The art of interpreting skull radiographs is slowly being lost as trainees in radiology see fewer plain radiographs and depend more heavily on computed tomography and magnetic resonance imaging. Nevertheless, skull radiographs still provide significant information that is helpful in finding pathologic conditions and appreciating their extents. Abnormalities in the skull may be reflected as variations in the density, size, and shape of the skull, as well as skull defects. Skeletal dysplasias may manifest as a generalized decrease in calvarial density (hypophosphatasia, osteogenesis imperfecta), a generalized increase in calvarial density (osteopetrosis), or a focal increase in density (frontometaphyseal dysplasia). Diffusely decreased or increased calvarial density is usually associated with a process that affects the entire skeleton. Therefore, correct differentiation among these dysplasias depends on other concurrent features. Decreased size of the cranial vault at birth generally implies an underlying insult to the brain, including fetal alcohol syndrome and the so-called TORCH infections (toxoplasmosis, rubella, cytomegalovirus infection, herpes simplex). Macrocephaly may result from skeletal dysplasia or an increase in the intracranial volume (eg, due to underlying anomalies of the brain such as hydrocephalus).
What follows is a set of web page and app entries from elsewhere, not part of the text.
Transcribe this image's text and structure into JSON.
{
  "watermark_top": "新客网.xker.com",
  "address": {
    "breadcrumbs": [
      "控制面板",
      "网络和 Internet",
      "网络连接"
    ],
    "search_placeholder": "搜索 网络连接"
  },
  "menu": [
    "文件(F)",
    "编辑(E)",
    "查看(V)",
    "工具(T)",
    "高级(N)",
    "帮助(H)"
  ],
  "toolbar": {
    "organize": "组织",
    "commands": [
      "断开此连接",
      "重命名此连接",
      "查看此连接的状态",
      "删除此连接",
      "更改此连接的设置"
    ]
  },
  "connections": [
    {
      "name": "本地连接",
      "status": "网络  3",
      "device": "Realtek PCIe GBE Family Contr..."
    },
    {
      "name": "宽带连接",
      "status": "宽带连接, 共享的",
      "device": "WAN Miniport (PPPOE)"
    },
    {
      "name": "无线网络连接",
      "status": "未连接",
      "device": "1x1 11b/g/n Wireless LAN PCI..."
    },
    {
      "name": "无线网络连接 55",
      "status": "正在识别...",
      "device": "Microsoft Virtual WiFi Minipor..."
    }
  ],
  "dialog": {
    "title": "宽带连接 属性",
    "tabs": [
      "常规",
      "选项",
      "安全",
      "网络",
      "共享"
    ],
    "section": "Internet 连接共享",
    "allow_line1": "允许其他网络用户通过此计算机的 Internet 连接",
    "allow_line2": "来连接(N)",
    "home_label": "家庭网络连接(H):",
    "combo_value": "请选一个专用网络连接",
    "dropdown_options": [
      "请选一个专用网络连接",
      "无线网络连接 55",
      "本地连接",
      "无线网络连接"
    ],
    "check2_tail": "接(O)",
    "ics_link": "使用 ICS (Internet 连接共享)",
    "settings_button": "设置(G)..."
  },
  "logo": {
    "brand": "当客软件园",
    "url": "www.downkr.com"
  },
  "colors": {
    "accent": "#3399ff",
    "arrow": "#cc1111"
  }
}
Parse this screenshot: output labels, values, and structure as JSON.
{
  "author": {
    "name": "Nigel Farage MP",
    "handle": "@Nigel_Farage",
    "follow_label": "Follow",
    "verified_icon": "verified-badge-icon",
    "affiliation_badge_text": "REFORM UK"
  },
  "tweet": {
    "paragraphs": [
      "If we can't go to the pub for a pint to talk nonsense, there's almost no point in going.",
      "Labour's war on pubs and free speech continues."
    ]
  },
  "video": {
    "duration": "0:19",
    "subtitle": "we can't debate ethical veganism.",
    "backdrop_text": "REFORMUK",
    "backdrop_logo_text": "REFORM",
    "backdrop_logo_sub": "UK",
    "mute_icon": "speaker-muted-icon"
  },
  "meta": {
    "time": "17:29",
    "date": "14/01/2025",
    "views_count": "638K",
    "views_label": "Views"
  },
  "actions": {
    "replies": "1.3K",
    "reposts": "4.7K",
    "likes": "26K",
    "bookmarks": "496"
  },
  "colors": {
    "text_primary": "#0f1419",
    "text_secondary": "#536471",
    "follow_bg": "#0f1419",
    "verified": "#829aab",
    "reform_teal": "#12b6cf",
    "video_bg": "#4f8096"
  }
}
Ronald B. J. Glass, MD, Sandra K. Fernbach, MD, Karen I. Norton, MD, Paul S. Choi, MD and Thomas P. Naidich, MD